This increasingly worldwide focus creates new opportunities for students pursuing an international business degree.
Don’t set your sights on a glamorous life of jet setting and globetrotting, though. According to the Web site World Wide Learn, “Many jobs in international business can be done in your own community, where you’ll deal with a representative in another country who will liaise between you and your end consumers.”
Americans are at a geographical disadvantage in this area, according to World Wide Learn.
Whereas European business professionals “are accustomed to working in different languages and across borders,” the article states, “American business tends to be insular; most companies do not take into account the broader perspective of trade regulations of different governing bodies.”
Besides language barriers, “Cultural differences make international business more challenging,” the article says.
An international business degree provides the equipment an entry-level business professional needs to survive in the global market.
While working in an international business setting requires specific understanding of language and cultural differences, mastering the requirements of the job itself should not be underestimated.
According to “Career Opportunities in International Business,” a article on the Web site of Columbia University’s School of International and Public Affairs, the majority of “positions in marketing, finance, and consulting work begin with in-house training programs of a managerial, development and/or technical nature.
“Companies with international markets usually prefer that employees become fully trained in the domestic operations of the business before being given an opportunity to represent the firm abroad.”
“Most internationally-oriented jobs in the business world involve marketing, sales, finance, operations and strategic planning and are found in the United States; although some positions might involve working abroad,” according to the same article.
Below is a sampling of career opportunities available for graduates with an international business degree.
International Business Degree Careers
Sales. At the management level, this occupation can involve international travel to meet current clients and cultivate new ones face-to-face. Professionals in international sales work closely with the organization’s marketing department to target the most likely audiences for the company’s goods and services.

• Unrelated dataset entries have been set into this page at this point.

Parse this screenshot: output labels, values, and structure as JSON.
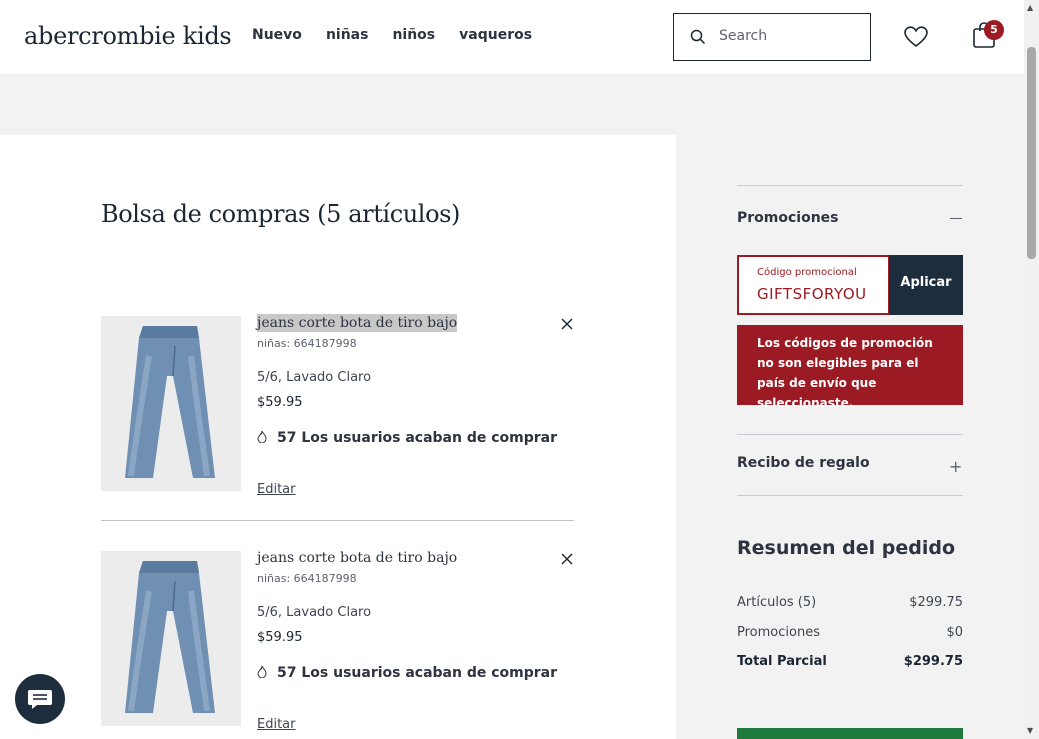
{
  "header": {
    "logo": "abercrombie kids",
    "nav": [
      "Nuevo",
      "niñas",
      "niños",
      "vaqueros"
    ],
    "search_placeholder": "Search",
    "bag_count": "5"
  },
  "cart": {
    "title": "Bolsa de compras (5 artículos)",
    "items": [
      {
        "name": "jeans corte bota de tiro bajo",
        "sku": "niñas: 664187998",
        "variant": "5/6, Lavado Claro",
        "price": "$59.95",
        "urgency": "57 Los usuarios acaban de comprar",
        "edit": "Editar"
      },
      {
        "name": "jeans corte bota de tiro bajo",
        "sku": "niñas: 664187998",
        "variant": "5/6, Lavado Claro",
        "price": "$59.95",
        "urgency": "57 Los usuarios acaban de comprar",
        "edit": "Editar"
      }
    ]
  },
  "sidebar": {
    "promotions_label": "Promociones",
    "promo_code_label": "Código promocional",
    "promo_code_value": "GIFTSFORYOU",
    "apply_label": "Aplicar",
    "error_message": "Los códigos de promoción no son elegibles para el país de envío que seleccionaste.",
    "gift_receipt_label": "Recibo de regalo",
    "summary_title": "Resumen del pedido",
    "summary": [
      {
        "label": "Artículos (5)",
        "value": "$299.75"
      },
      {
        "label": "Promociones",
        "value": "$0"
      },
      {
        "label": "Total Parcial",
        "value": "$299.75"
      }
    ]
  },
  "colors": {
    "brand_navy": "#1e2d3d",
    "error_red": "#9b1a23",
    "checkout_green": "#1f7a3e"
  }
}
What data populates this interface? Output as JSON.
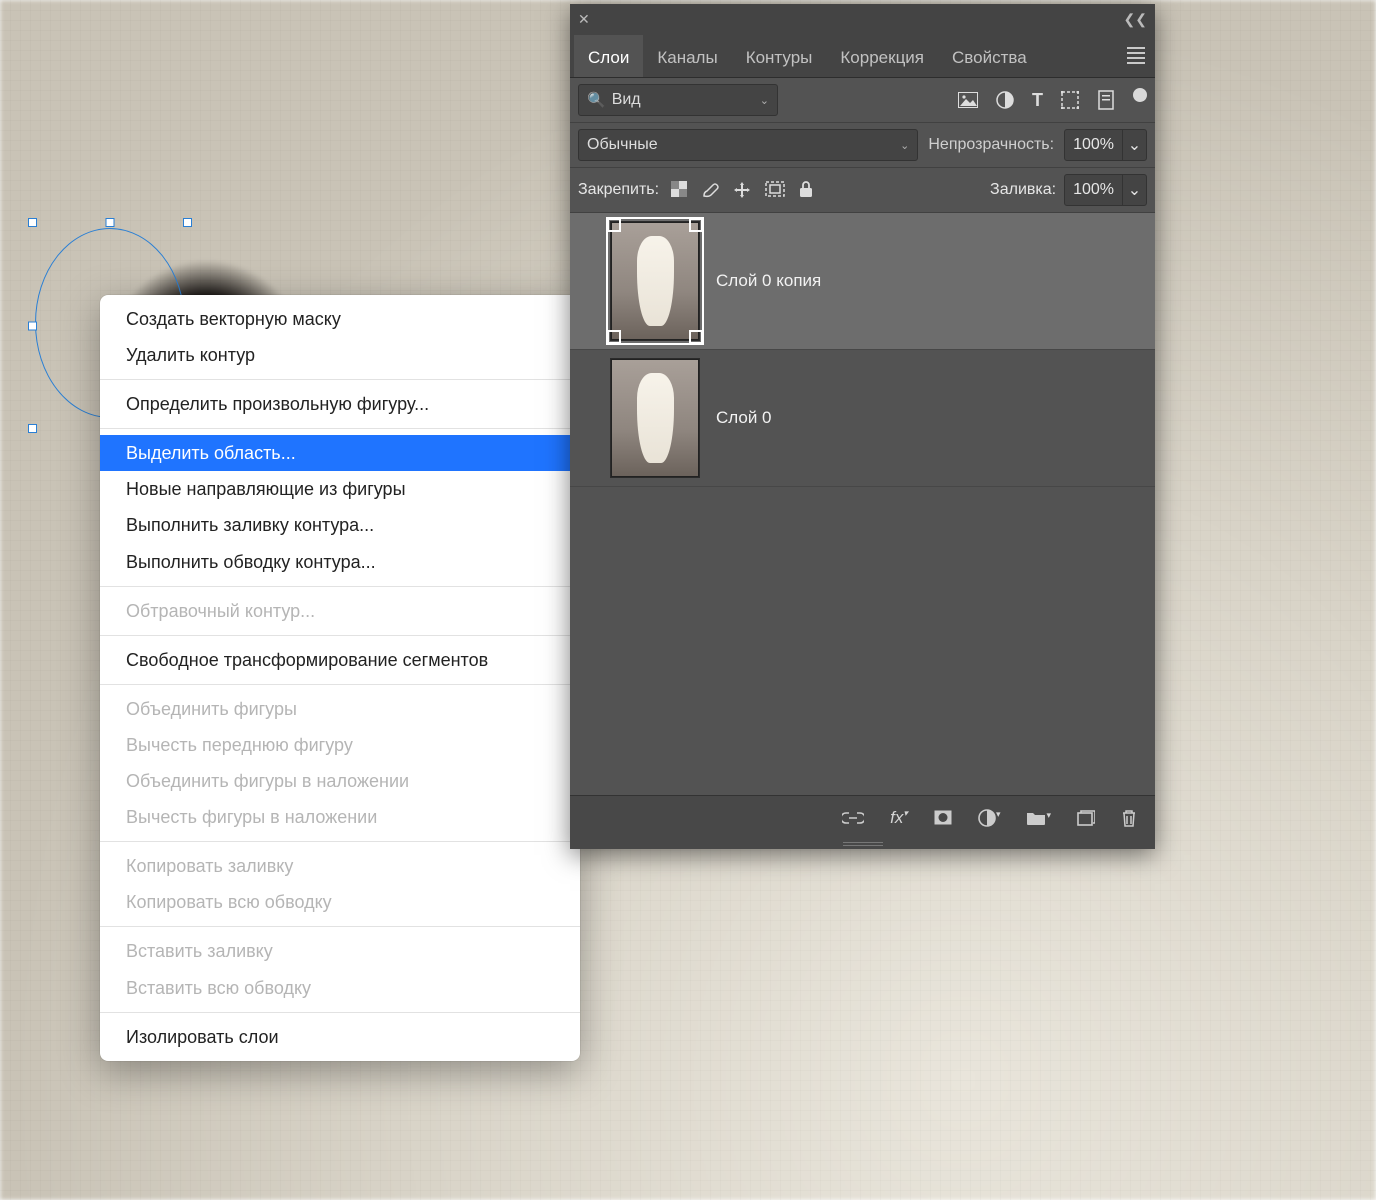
{
  "contextMenu": {
    "items": [
      {
        "label": "Создать векторную маску",
        "enabled": true
      },
      {
        "label": "Удалить контур",
        "enabled": true
      },
      {
        "sep": true
      },
      {
        "label": "Определить произвольную фигуру...",
        "enabled": true
      },
      {
        "sep": true
      },
      {
        "label": "Выделить область...",
        "enabled": true,
        "highlighted": true
      },
      {
        "label": "Новые направляющие из фигуры",
        "enabled": true
      },
      {
        "label": "Выполнить заливку контура...",
        "enabled": true
      },
      {
        "label": "Выполнить обводку контура...",
        "enabled": true
      },
      {
        "sep": true
      },
      {
        "label": "Обтравочный контур...",
        "enabled": false
      },
      {
        "sep": true
      },
      {
        "label": "Свободное трансформирование сегментов",
        "enabled": true
      },
      {
        "sep": true
      },
      {
        "label": "Объединить фигуры",
        "enabled": false
      },
      {
        "label": "Вычесть переднюю фигуру",
        "enabled": false
      },
      {
        "label": "Объединить фигуры в наложении",
        "enabled": false
      },
      {
        "label": "Вычесть фигуры в наложении",
        "enabled": false
      },
      {
        "sep": true
      },
      {
        "label": "Копировать заливку",
        "enabled": false
      },
      {
        "label": "Копировать всю обводку",
        "enabled": false
      },
      {
        "sep": true
      },
      {
        "label": "Вставить заливку",
        "enabled": false
      },
      {
        "label": "Вставить всю обводку",
        "enabled": false
      },
      {
        "sep": true
      },
      {
        "label": "Изолировать слои",
        "enabled": true
      }
    ]
  },
  "panel": {
    "tabs": [
      "Слои",
      "Каналы",
      "Контуры",
      "Коррекция",
      "Свойства"
    ],
    "activeTab": 0,
    "search": {
      "label": "Вид"
    },
    "filterIcons": [
      "image",
      "adjust",
      "text",
      "shape",
      "smart"
    ],
    "blendMode": "Обычные",
    "opacityLabel": "Непрозрачность:",
    "opacityValue": "100%",
    "lockLabel": "Закрепить:",
    "fillLabel": "Заливка:",
    "fillValue": "100%",
    "layers": [
      {
        "name": "Слой 0 копия",
        "selected": true
      },
      {
        "name": "Слой 0",
        "selected": false
      }
    ],
    "footerIcons": [
      "link",
      "fx",
      "mask",
      "adjustment",
      "group",
      "new",
      "delete"
    ]
  }
}
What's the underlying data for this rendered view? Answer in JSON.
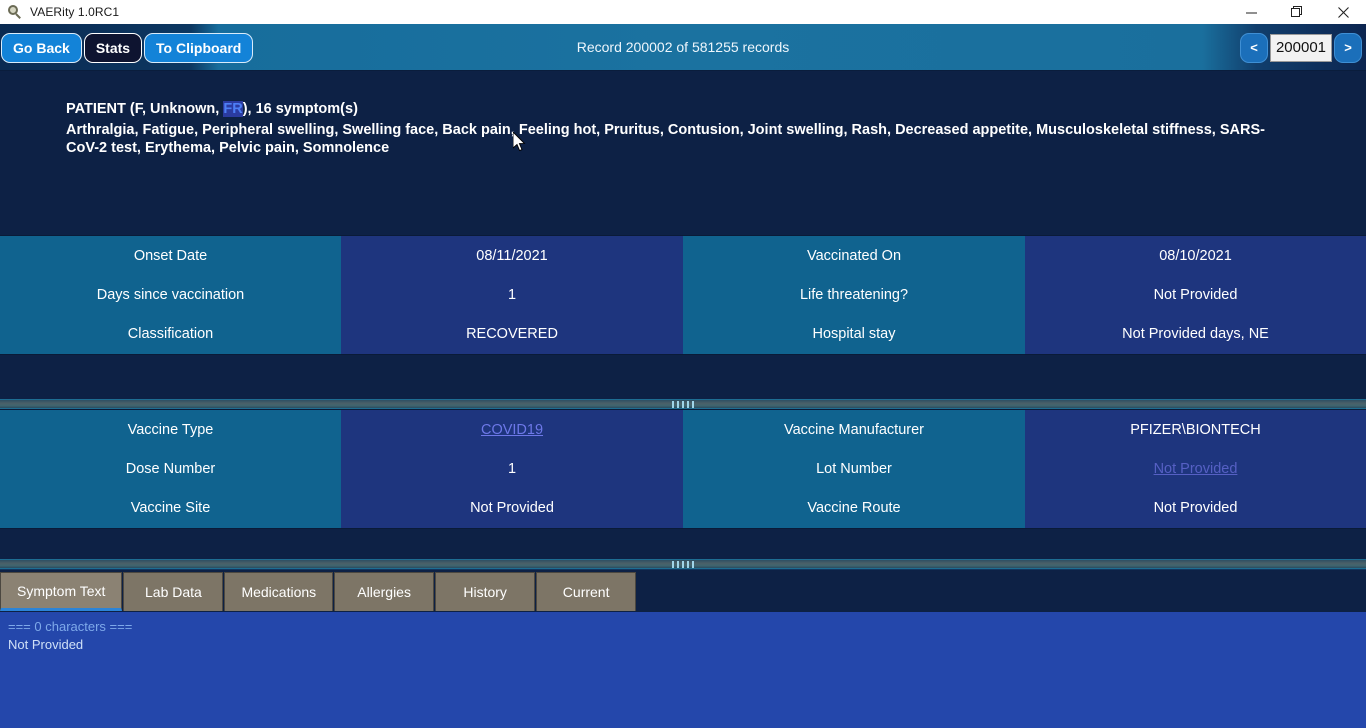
{
  "window": {
    "title": "VAERity 1.0RC1",
    "icon": "magnifier-icon",
    "minimize": "—",
    "maximize": "❐",
    "close": "✕"
  },
  "toolbar": {
    "go_back_label": "Go Back",
    "stats_label": "Stats",
    "to_clipboard_label": "To Clipboard",
    "record_label": "Record 200002 of 581255 records",
    "prev_label": "<",
    "next_label": ">",
    "record_number_value": "200001"
  },
  "patient": {
    "header_prefix": "PATIENT (F, Unknown, ",
    "header_highlight": "FR",
    "header_suffix": "), 16 symptom(s)",
    "symptoms_text": "Arthralgia, Fatigue, Peripheral swelling, Swelling face, Back pain, Feeling hot, Pruritus, Contusion, Joint swelling, Rash, Decreased appetite, Musculoskeletal stiffness, SARS-CoV-2 test, Erythema, Pelvic pain, Somnolence"
  },
  "grid_top": {
    "rows": [
      {
        "label_left": "Onset Date",
        "value_left": "08/11/2021",
        "label_right": "Vaccinated On",
        "value_right": "08/10/2021"
      },
      {
        "label_left": "Days since vaccination",
        "value_left": "1",
        "label_right": "Life threatening?",
        "value_right": "Not Provided"
      },
      {
        "label_left": "Classification",
        "value_left": "RECOVERED",
        "label_right": "Hospital stay",
        "value_right": "Not Provided days, NE"
      }
    ]
  },
  "grid_bottom": {
    "rows": [
      {
        "label_left": "Vaccine Type",
        "value_left": "COVID19",
        "label_right": "Vaccine Manufacturer",
        "value_right": "PFIZER\\BIONTECH"
      },
      {
        "label_left": "Dose Number",
        "value_left": "1",
        "label_right": "Lot Number",
        "value_right": "Not Provided"
      },
      {
        "label_left": "Vaccine Site",
        "value_left": "Not Provided",
        "label_right": "Vaccine Route",
        "value_right": "Not Provided"
      }
    ]
  },
  "tabs": [
    {
      "label": "Symptom Text",
      "active": true
    },
    {
      "label": "Lab Data",
      "active": false
    },
    {
      "label": "Medications",
      "active": false
    },
    {
      "label": "Allergies",
      "active": false
    },
    {
      "label": "History",
      "active": false
    },
    {
      "label": "Current",
      "active": false
    }
  ],
  "text_pane": {
    "char_count_line": "=== 0 characters ===",
    "body": "Not Provided"
  },
  "colors": {
    "accent_blue": "#1383d8",
    "panel_dark": "#0d2145",
    "col_teal": "#10638f",
    "col_navy": "#1e357e",
    "tab_tan": "#7d7566",
    "textpane_blue": "#2447ab",
    "link": "#6d78e8"
  }
}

Obviously, this requires not only business skills but also a grasp of the particular culture and language that is more than academic.
Marketing. This position requires a strong understanding of sales and marketing in the global environment. Being able to adapt to a wide variety of environments and cultures is necessary, as is fluency in foreign language.
An employee in an international marketing position is responsible for generating leads by identifying potential global markets. The marketer determines the demand for products and services and tracks progress as well as building awareness. Frequent travel or living abroad is usually required for this position.
Consulting. An international business consultant provides relevant and up-to-date information for international companies. The information can concern foreign business investments, opportunities, competitive companies as well as information about business practices and legal implications of owning a business in another country.
Primary duties involve studying international markets and predicting the viability of those markets. Risk and business analysis is also part of the information that international business consultants provide for their clients. After completing research on the area including potential risks and profits the business consultant then proposes a recommendation to the company based on the research plus practical experience of the consultant.
Foreign Service. While the State Department is most readily associated with the Foreign Service, the U.S. Department of Commerce also has positions in foreign countries. Foreign Service personnel in 67 countries around the world provide advice on export markets, carry out trade promotions and do market research,
Cultural Adviser. Cultural advisers help ensure that U.S. business professionals know the cultural particulars when on foreign soil. Of course, things are a bit more complicated than choosing the right fork. They also provide instruction in foreign languages. Cultural advisers usually specialize in areas such as technology, management, banking, law, media or education. They also may assist in market research for companies wishing to expand their market overseas, and in foreign career placement.